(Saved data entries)

***

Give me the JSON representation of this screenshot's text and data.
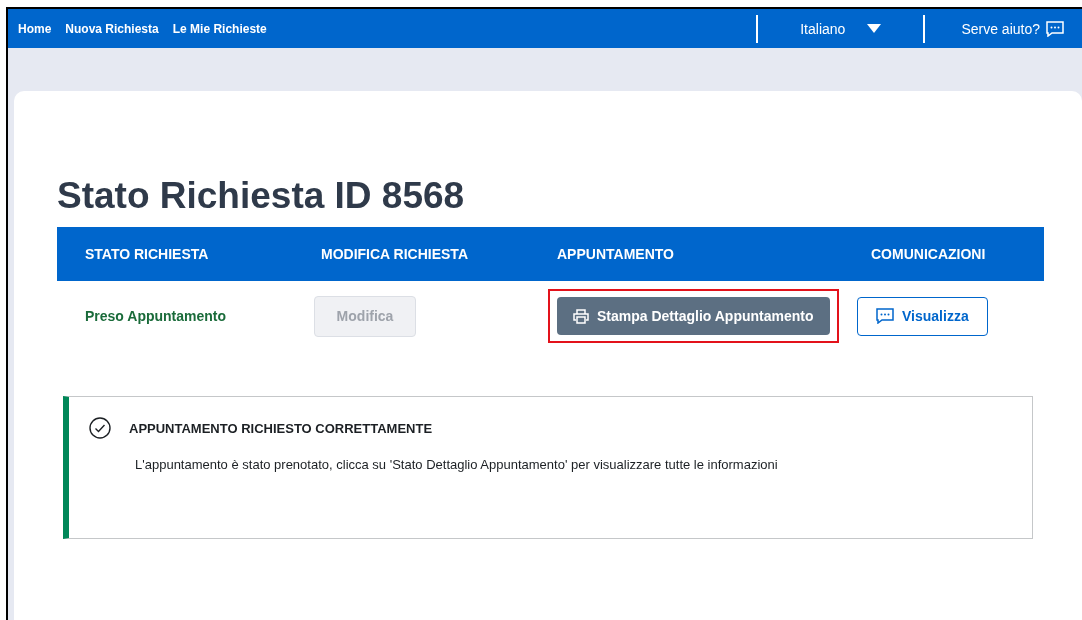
{
  "nav": {
    "links": [
      {
        "label": "Home"
      },
      {
        "label": "Nuova Richiesta"
      },
      {
        "label": "Le Mie Richieste"
      }
    ],
    "language": "Italiano",
    "help": "Serve aiuto?"
  },
  "title": "Stato Richiesta ID 8568",
  "table": {
    "columns": [
      "STATO RICHIESTA",
      "MODIFICA RICHIESTA",
      "APPUNTAMENTO",
      "COMUNICAZIONI"
    ],
    "row": {
      "status": "Preso Appuntamento",
      "edit_button": {
        "label": "Modifica",
        "disabled": true
      },
      "print_button": {
        "label": "Stampa Dettaglio Appuntamento",
        "highlighted": true
      },
      "view_button": {
        "label": "Visualizza"
      }
    }
  },
  "alert": {
    "kind": "success",
    "title": "APPUNTAMENTO RICHIESTO CORRETTAMENTE",
    "message": "L'appuntamento è stato prenotato, clicca su 'Stato Dettaglio Appuntamento' per visualizzare tutte le informazioni"
  }
}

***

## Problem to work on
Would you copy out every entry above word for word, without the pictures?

## Response area
Give me the JSON representation of this screenshot's text and data.
{
  "nav": {
    "links": [
      {
        "label": "Home"
      },
      {
        "label": "Nuova Richiesta"
      },
      {
        "label": "Le Mie Richieste"
      }
    ],
    "language": "Italiano",
    "help": "Serve aiuto?"
  },
  "title": "Stato Richiesta ID 8568",
  "table": {
    "columns": [
      "STATO RICHIESTA",
      "MODIFICA RICHIESTA",
      "APPUNTAMENTO",
      "COMUNICAZIONI"
    ],
    "row": {
      "status": "Preso Appuntamento",
      "edit_button": {
        "label": "Modifica",
        "disabled": true
      },
      "print_button": {
        "label": "Stampa Dettaglio Appuntamento",
        "highlighted": true
      },
      "view_button": {
        "label": "Visualizza"
      }
    }
  },
  "alert": {
    "kind": "success",
    "title": "APPUNTAMENTO RICHIESTO CORRETTAMENTE",
    "message": "L'appuntamento è stato prenotato, clicca su 'Stato Dettaglio Appuntamento' per visualizzare tutte le informazioni"
  }
}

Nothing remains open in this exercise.